Start of DATASET ENTRIES

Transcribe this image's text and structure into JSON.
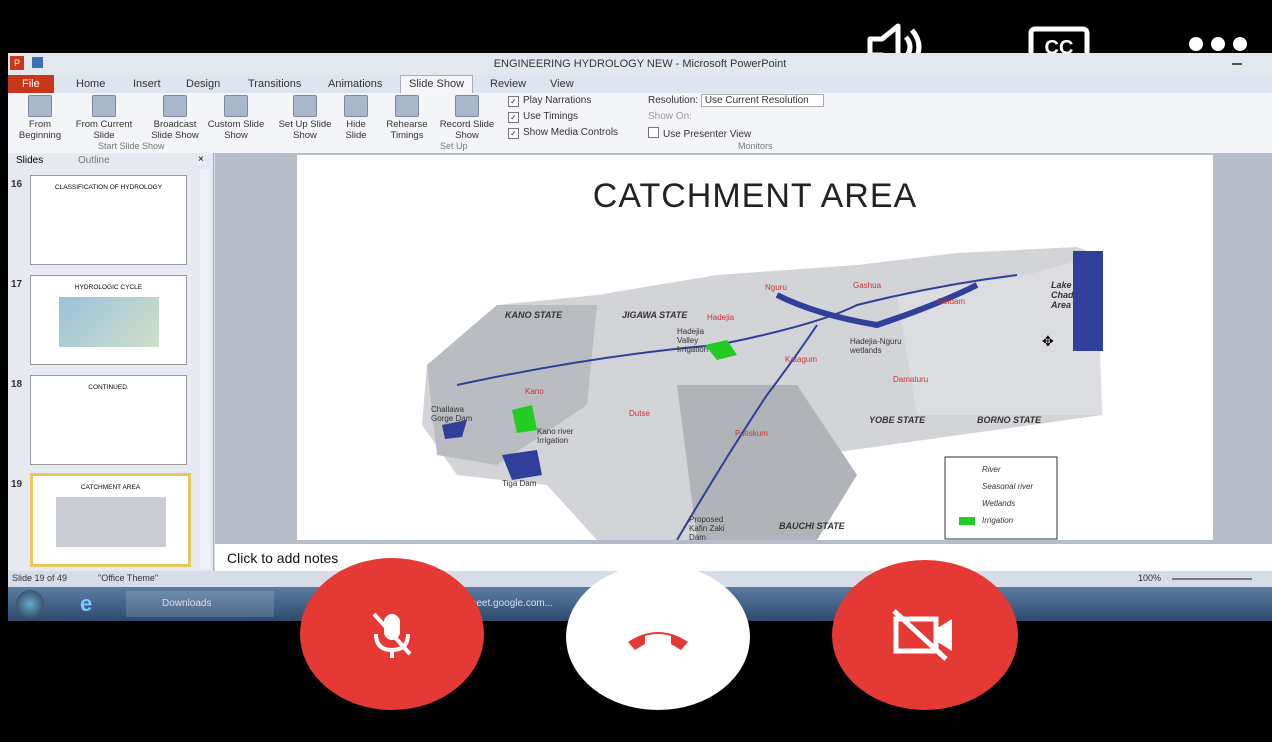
{
  "call": {
    "icons": [
      "speaker-icon",
      "closed-captions-icon",
      "more-options-icon",
      "mic-off-icon",
      "end-call-icon",
      "camera-off-icon"
    ],
    "colors": {
      "mute": "#e53935",
      "end": "#ffffff",
      "end_icon": "#e53935",
      "camera": "#e53935"
    }
  },
  "ppt": {
    "window_title": "ENGINEERING HYDROLOGY NEW - Microsoft PowerPoint",
    "tabs": [
      "File",
      "Home",
      "Insert",
      "Design",
      "Transitions",
      "Animations",
      "Slide Show",
      "Review",
      "View"
    ],
    "active_tab": "Slide Show",
    "ribbon": {
      "from_beginning": "From Beginning",
      "from_current": "From Current Slide",
      "broadcast": "Broadcast Slide Show",
      "custom": "Custom Slide Show",
      "group_start": "Start Slide Show",
      "setup": "Set Up Slide Show",
      "hide": "Hide Slide",
      "rehearse": "Rehearse Timings",
      "record": "Record Slide Show",
      "group_setup": "Set Up",
      "play_narrations": "Play Narrations",
      "use_timings": "Use Timings",
      "show_media": "Show Media Controls",
      "resolution": "Resolution:",
      "resolution_value": "Use Current Resolution",
      "show_on": "Show On:",
      "presenter_view": "Use Presenter View",
      "group_monitors": "Monitors"
    },
    "pane_tabs": [
      "Slides",
      "Outline"
    ],
    "thumbnails": [
      {
        "num": "16",
        "title": "CLASSIFICATION OF HYDROLOGY"
      },
      {
        "num": "17",
        "title": "HYDROLOGIC CYCLE"
      },
      {
        "num": "18",
        "title": "CONTINUED."
      },
      {
        "num": "19",
        "title": "CATCHMENT AREA"
      }
    ],
    "slide": {
      "title": "CATCHMENT AREA",
      "map_labels": {
        "kano_state": "KANO STATE",
        "jigawa_state": "JIGAWA STATE",
        "yobe_state": "YOBE STATE",
        "borno_state": "BORNO STATE",
        "bauchi_state": "BAUCHI STATE",
        "lake_chad": "Lake Chad Area",
        "kano": "Kano",
        "hadejia_valley": "Hadejia Valley Irrigation",
        "kano_irrigation": "Kano river Irrigation",
        "challawa": "Challawa Gorge Dam",
        "tiga": "Tiga Dam",
        "kafin_zaki": "Proposed Kafin Zaki Dam",
        "wetlands": "Hadejia-Nguru wetlands",
        "nguru": "Nguru",
        "hadejia": "Hadejia",
        "katagum": "Katagum",
        "dutse": "Dutse",
        "gashua": "Gashua",
        "geidam": "Geidam",
        "damaturu": "Damaturu",
        "potiskum": "Potiskum"
      },
      "legend": [
        "River",
        "Seasonal river",
        "Wetlands",
        "Irrigation"
      ]
    },
    "notes_placeholder": "Click to add notes",
    "status": {
      "slide": "Slide 19 of 49",
      "theme": "\"Office Theme\"",
      "zoom": "100%"
    },
    "taskbar": {
      "item1": "Downloads",
      "item2": "meet.google.com..."
    }
  }
}
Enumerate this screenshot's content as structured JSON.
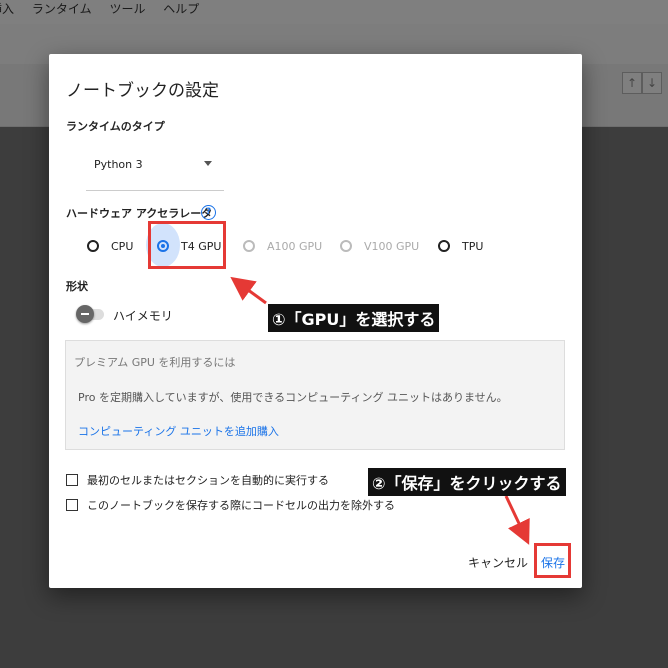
{
  "menubar": {
    "items": [
      "挿入",
      "ランタイム",
      "ツール",
      "ヘルプ"
    ]
  },
  "toolbar": {
    "up_arrow": "↑",
    "down_arrow": "↓"
  },
  "dialog": {
    "title": "ノートブックの設定",
    "runtime_type_label": "ランタイムのタイプ",
    "runtime_value": "Python 3",
    "hw_accel_label": "ハードウェア アクセラレータ",
    "help_symbol": "?",
    "accelerators": [
      {
        "label": "CPU",
        "state": "enabled"
      },
      {
        "label": "T4 GPU",
        "state": "checked"
      },
      {
        "label": "A100 GPU",
        "state": "disabled"
      },
      {
        "label": "V100 GPU",
        "state": "disabled"
      },
      {
        "label": "TPU",
        "state": "enabled"
      }
    ],
    "shape_label": "形状",
    "high_mem_label": "ハイメモリ",
    "premium": {
      "title": "プレミアム GPU を利用するには",
      "text": "Pro を定期購入していますが、使用できるコンピューティング ユニットはありません。",
      "link": "コンピューティング ユニットを追加購入"
    },
    "checkboxes": [
      "最初のセルまたはセクションを自動的に実行する",
      "このノートブックを保存する際にコードセルの出力を除外する"
    ],
    "cancel_label": "キャンセル",
    "save_label": "保存"
  },
  "annotations": {
    "step1": "①「GPU」を選択する",
    "step2": "②「保存」をクリックする"
  },
  "colors": {
    "accent": "#1a73e8",
    "highlight": "#e53935",
    "annotation_bg": "#111111"
  }
}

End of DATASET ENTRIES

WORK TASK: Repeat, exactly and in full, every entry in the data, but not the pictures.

RESULT OF THE TASK:
Transcribe this image's text and structure into JSON.
{
  "call": {
    "icons": [
      "speaker-icon",
      "closed-captions-icon",
      "more-options-icon",
      "mic-off-icon",
      "end-call-icon",
      "camera-off-icon"
    ],
    "colors": {
      "mute": "#e53935",
      "end": "#ffffff",
      "end_icon": "#e53935",
      "camera": "#e53935"
    }
  },
  "ppt": {
    "window_title": "ENGINEERING HYDROLOGY NEW - Microsoft PowerPoint",
    "tabs": [
      "File",
      "Home",
      "Insert",
      "Design",
      "Transitions",
      "Animations",
      "Slide Show",
      "Review",
      "View"
    ],
    "active_tab": "Slide Show",
    "ribbon": {
      "from_beginning": "From Beginning",
      "from_current": "From Current Slide",
      "broadcast": "Broadcast Slide Show",
      "custom": "Custom Slide Show",
      "group_start": "Start Slide Show",
      "setup": "Set Up Slide Show",
      "hide": "Hide Slide",
      "rehearse": "Rehearse Timings",
      "record": "Record Slide Show",
      "group_setup": "Set Up",
      "play_narrations": "Play Narrations",
      "use_timings": "Use Timings",
      "show_media": "Show Media Controls",
      "resolution": "Resolution:",
      "resolution_value": "Use Current Resolution",
      "show_on": "Show On:",
      "presenter_view": "Use Presenter View",
      "group_monitors": "Monitors"
    },
    "pane_tabs": [
      "Slides",
      "Outline"
    ],
    "thumbnails": [
      {
        "num": "16",
        "title": "CLASSIFICATION OF HYDROLOGY"
      },
      {
        "num": "17",
        "title": "HYDROLOGIC CYCLE"
      },
      {
        "num": "18",
        "title": "CONTINUED."
      },
      {
        "num": "19",
        "title": "CATCHMENT AREA"
      }
    ],
    "slide": {
      "title": "CATCHMENT AREA",
      "map_labels": {
        "kano_state": "KANO STATE",
        "jigawa_state": "JIGAWA STATE",
        "yobe_state": "YOBE STATE",
        "borno_state": "BORNO STATE",
        "bauchi_state": "BAUCHI STATE",
        "lake_chad": "Lake Chad Area",
        "kano": "Kano",
        "hadejia_valley": "Hadejia Valley Irrigation",
        "kano_irrigation": "Kano river Irrigation",
        "challawa": "Challawa Gorge Dam",
        "tiga": "Tiga Dam",
        "kafin_zaki": "Proposed Kafin Zaki Dam",
        "wetlands": "Hadejia-Nguru wetlands",
        "nguru": "Nguru",
        "hadejia": "Hadejia",
        "katagum": "Katagum",
        "dutse": "Dutse",
        "gashua": "Gashua",
        "geidam": "Geidam",
        "damaturu": "Damaturu",
        "potiskum": "Potiskum"
      },
      "legend": [
        "River",
        "Seasonal river",
        "Wetlands",
        "Irrigation"
      ]
    },
    "notes_placeholder": "Click to add notes",
    "status": {
      "slide": "Slide 19 of 49",
      "theme": "\"Office Theme\"",
      "zoom": "100%"
    },
    "taskbar": {
      "item1": "Downloads",
      "item2": "meet.google.com..."
    }
  }
}
Enumerate this screenshot's content as structured JSON.
{
  "menubar": {
    "items": [
      "挿入",
      "ランタイム",
      "ツール",
      "ヘルプ"
    ]
  },
  "toolbar": {
    "up_arrow": "↑",
    "down_arrow": "↓"
  },
  "dialog": {
    "title": "ノートブックの設定",
    "runtime_type_label": "ランタイムのタイプ",
    "runtime_value": "Python 3",
    "hw_accel_label": "ハードウェア アクセラレータ",
    "help_symbol": "?",
    "accelerators": [
      {
        "label": "CPU",
        "state": "enabled"
      },
      {
        "label": "T4 GPU",
        "state": "checked"
      },
      {
        "label": "A100 GPU",
        "state": "disabled"
      },
      {
        "label": "V100 GPU",
        "state": "disabled"
      },
      {
        "label": "TPU",
        "state": "enabled"
      }
    ],
    "shape_label": "形状",
    "high_mem_label": "ハイメモリ",
    "premium": {
      "title": "プレミアム GPU を利用するには",
      "text": "Pro を定期購入していますが、使用できるコンピューティング ユニットはありません。",
      "link": "コンピューティング ユニットを追加購入"
    },
    "checkboxes": [
      "最初のセルまたはセクションを自動的に実行する",
      "このノートブックを保存する際にコードセルの出力を除外する"
    ],
    "cancel_label": "キャンセル",
    "save_label": "保存"
  },
  "annotations": {
    "step1": "①「GPU」を選択する",
    "step2": "②「保存」をクリックする"
  },
  "colors": {
    "accent": "#1a73e8",
    "highlight": "#e53935",
    "annotation_bg": "#111111"
  }
}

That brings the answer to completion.